*YOUR ASSIGNMENT:* In the listing that follows, count each line containing the string "mins" and report only the count.

*WORKING DATA:*
• • • •

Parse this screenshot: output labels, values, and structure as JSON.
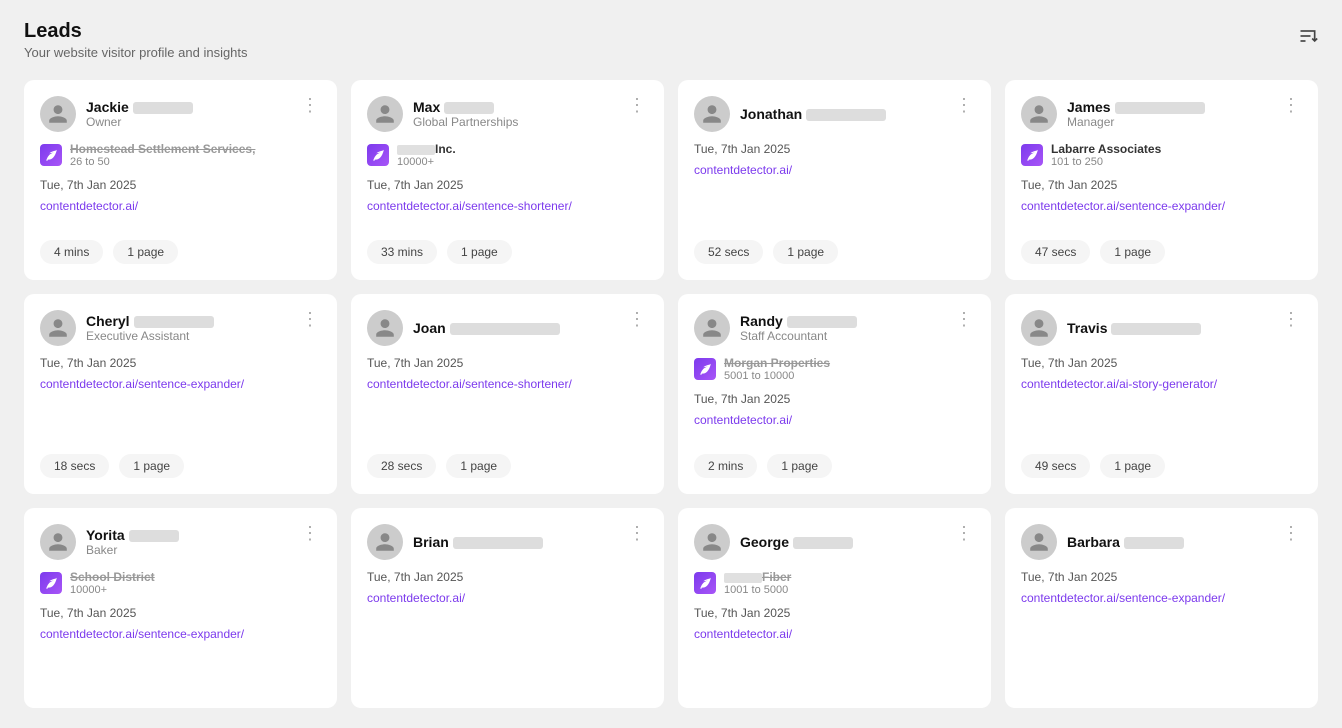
{
  "header": {
    "title": "Leads",
    "subtitle": "Your website visitor profile and insights",
    "sort_icon": "⇅"
  },
  "cards": [
    {
      "id": "card-1",
      "name": "Jackie",
      "name_blur_width": 60,
      "role": "Owner",
      "company_name": "Homestead Settlement Services,",
      "company_name_strikethrough": true,
      "company_size": "26 to 50",
      "date": "Tue, 7th Jan 2025",
      "link": "contentdetector.ai/",
      "time_stat": "4 mins",
      "page_stat": "1 page"
    },
    {
      "id": "card-2",
      "name": "Max",
      "name_blur_width": 50,
      "role": "Global Partnerships",
      "company_name": "S",
      "company_name_blur": true,
      "company_suffix": " Inc.",
      "company_size": "10000+",
      "date": "Tue, 7th Jan 2025",
      "link": "contentdetector.ai/sentence-shortener/",
      "time_stat": "33 mins",
      "page_stat": "1 page"
    },
    {
      "id": "card-3",
      "name": "Jonathan",
      "name_blur_width": 80,
      "role": "",
      "company_name": "",
      "company_size": "",
      "date": "Tue, 7th Jan 2025",
      "link": "contentdetector.ai/",
      "time_stat": "52 secs",
      "page_stat": "1 page"
    },
    {
      "id": "card-4",
      "name": "James",
      "name_blur_width": 90,
      "role": "Manager",
      "company_name": "Labarre Associates",
      "company_name_strikethrough": false,
      "company_size": "101 to 250",
      "date": "Tue, 7th Jan 2025",
      "link": "contentdetector.ai/sentence-expander/",
      "time_stat": "47 secs",
      "page_stat": "1 page"
    },
    {
      "id": "card-5",
      "name": "Cheryl",
      "name_blur_width": 80,
      "role": "Executive Assistant",
      "company_name": "",
      "company_size": "",
      "date": "Tue, 7th Jan 2025",
      "link": "contentdetector.ai/sentence-expander/",
      "time_stat": "18 secs",
      "page_stat": "1 page"
    },
    {
      "id": "card-6",
      "name": "Joan",
      "name_blur_width": 110,
      "role": "",
      "company_name": "",
      "company_size": "",
      "date": "Tue, 7th Jan 2025",
      "link": "contentdetector.ai/sentence-shortener/",
      "time_stat": "28 secs",
      "page_stat": "1 page"
    },
    {
      "id": "card-7",
      "name": "Randy",
      "name_blur_width": 70,
      "role": "Staff Accountant",
      "company_name": "Morgan Properties",
      "company_name_strikethrough": true,
      "company_size": "5001 to 10000",
      "date": "Tue, 7th Jan 2025",
      "link": "contentdetector.ai/",
      "time_stat": "2 mins",
      "page_stat": "1 page"
    },
    {
      "id": "card-8",
      "name": "Travis",
      "name_blur_width": 90,
      "role": "",
      "company_name": "",
      "company_size": "",
      "date": "Tue, 7th Jan 2025",
      "link": "contentdetector.ai/ai-story-generator/",
      "time_stat": "49 secs",
      "page_stat": "1 page"
    },
    {
      "id": "card-9",
      "name": "Yorita",
      "name_blur_width": 50,
      "role": "Baker",
      "company_name": "School District",
      "company_name_strikethrough": true,
      "company_size": "10000+",
      "date": "Tue, 7th Jan 2025",
      "link": "contentdetector.ai/sentence-expander/",
      "time_stat": "",
      "page_stat": ""
    },
    {
      "id": "card-10",
      "name": "Brian",
      "name_blur_width": 90,
      "role": "",
      "company_name": "",
      "company_size": "",
      "date": "Tue, 7th Jan 2025",
      "link": "contentdetector.ai/",
      "time_stat": "",
      "page_stat": ""
    },
    {
      "id": "card-11",
      "name": "George",
      "name_blur_width": 60,
      "role": "",
      "company_name": "Fiber",
      "company_name_strikethrough": true,
      "company_size": "1001 to 5000",
      "date": "Tue, 7th Jan 2025",
      "link": "contentdetector.ai/",
      "time_stat": "",
      "page_stat": ""
    },
    {
      "id": "card-12",
      "name": "Barbara",
      "name_blur_width": 60,
      "role": "",
      "company_name": "",
      "company_size": "",
      "date": "Tue, 7th Jan 2025",
      "link": "contentdetector.ai/sentence-expander/",
      "time_stat": "",
      "page_stat": ""
    }
  ]
}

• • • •

*THE ANSWER:* 3